Clear clutter. Now clear as much of the other stuff on your desk as possible. And it’s all possible. Knick knacks, post-its and phone messages (those should go in the inbox to be processed), most of your framed photos, folders, etc.

Clear gear. You don’t need your office gear to be in sight. Put your pens, stapler, paper clips, digital camera, and any other assorted gear in a drawer, organized neatly. While you’re at it, clear out your drawers and only put in the essential stuff. It’s easier to keep organized that way.
Clear the walls. Clear every scrap of paper and most of the artwork from your walls. You don’t want your surroundings to be too busy. Put one or two pieces of simple art on each wall.
Have an inbox. Have one inbox on your desk, and have all incoming documents, notes, phone messages and other papers be put into this inbox. Process it to empty at least once a day, using the steps above. From here on out, don’t let any other papers clutter your desk except the one thing you’re working on.
Simplify your computer. Clear your desktop of icons — it’s an inefficient way to launch documents or programs and organize yourself, and they’re just visual clutter. Clear everything from your menubar too, if possible. On your desktop, use a simple and serene picture as the background, and only have the document open that you’re currently working on. Turn off all email and IM notifications, and only do email at 2-3 set times a day. You don’t need all the interruptions.
Simple filing system. Use a simple alphabetical filing system with plain manila folders. Have plenty of labels and empty folders on hand, so you have nothing stopping you from creating a new file quickly and filing a document. Don’t let your filing pile up.
Edit, edit, edit. Once you’ve cleared the clutter, there’s usually still stuff you can clear away. Edit your surroundings. For each item in view, ask yourself, “Does this really need to be in view?” In most cases, the answer is no. Find a way to get it out of sight, or get rid of it. When you’ve gone through this process, do it again — you can usually still find ways to get something out of sight.
Simple furniture. Go for the simplest furniture possible, a plain floor covering (solid-color wall-to-wall carpeting or undecorated hard-surface floors), bare windows or simple window coverings such as blinds, plain shelves and lamps if necessary.
Simple decorations.
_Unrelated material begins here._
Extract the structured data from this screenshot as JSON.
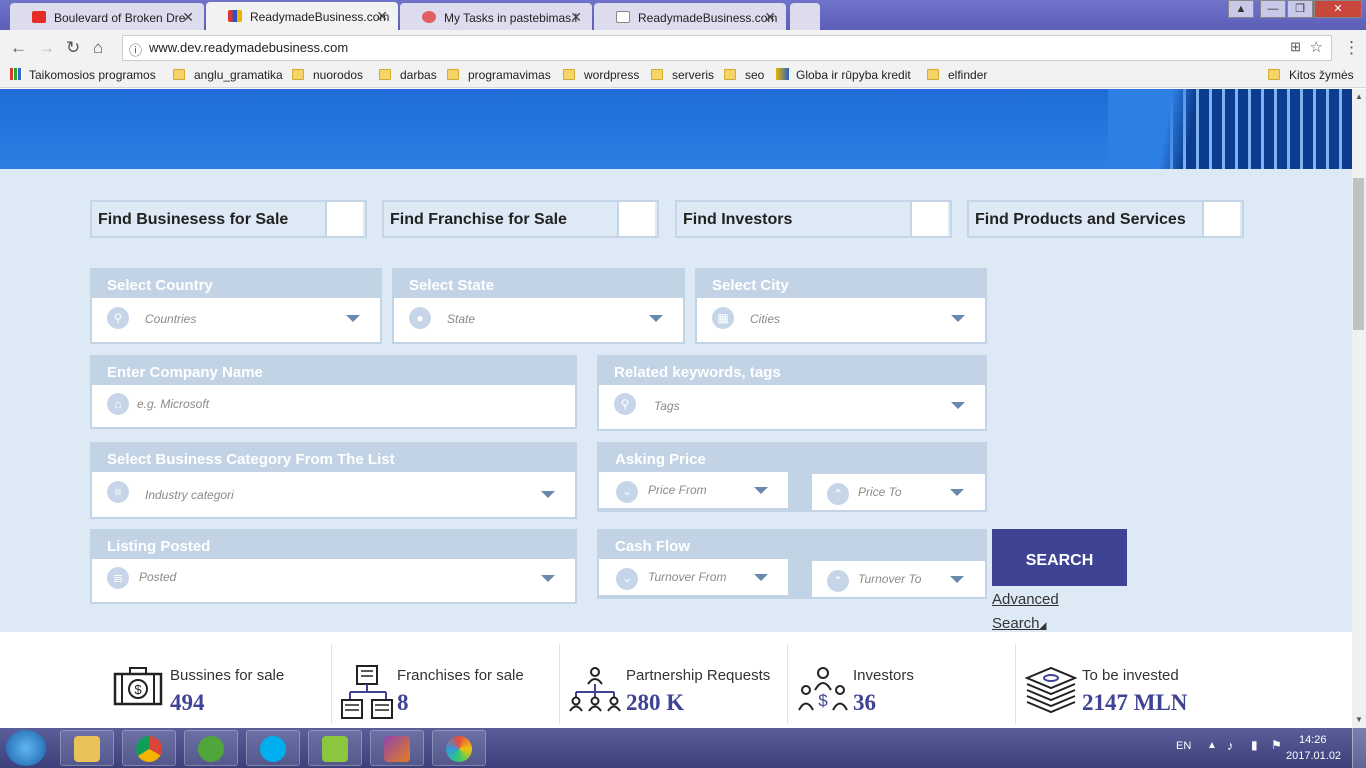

Skip the bric-a-brac, and only have one or two simple decorations, such as a few flowers in a vase or a Zen garden.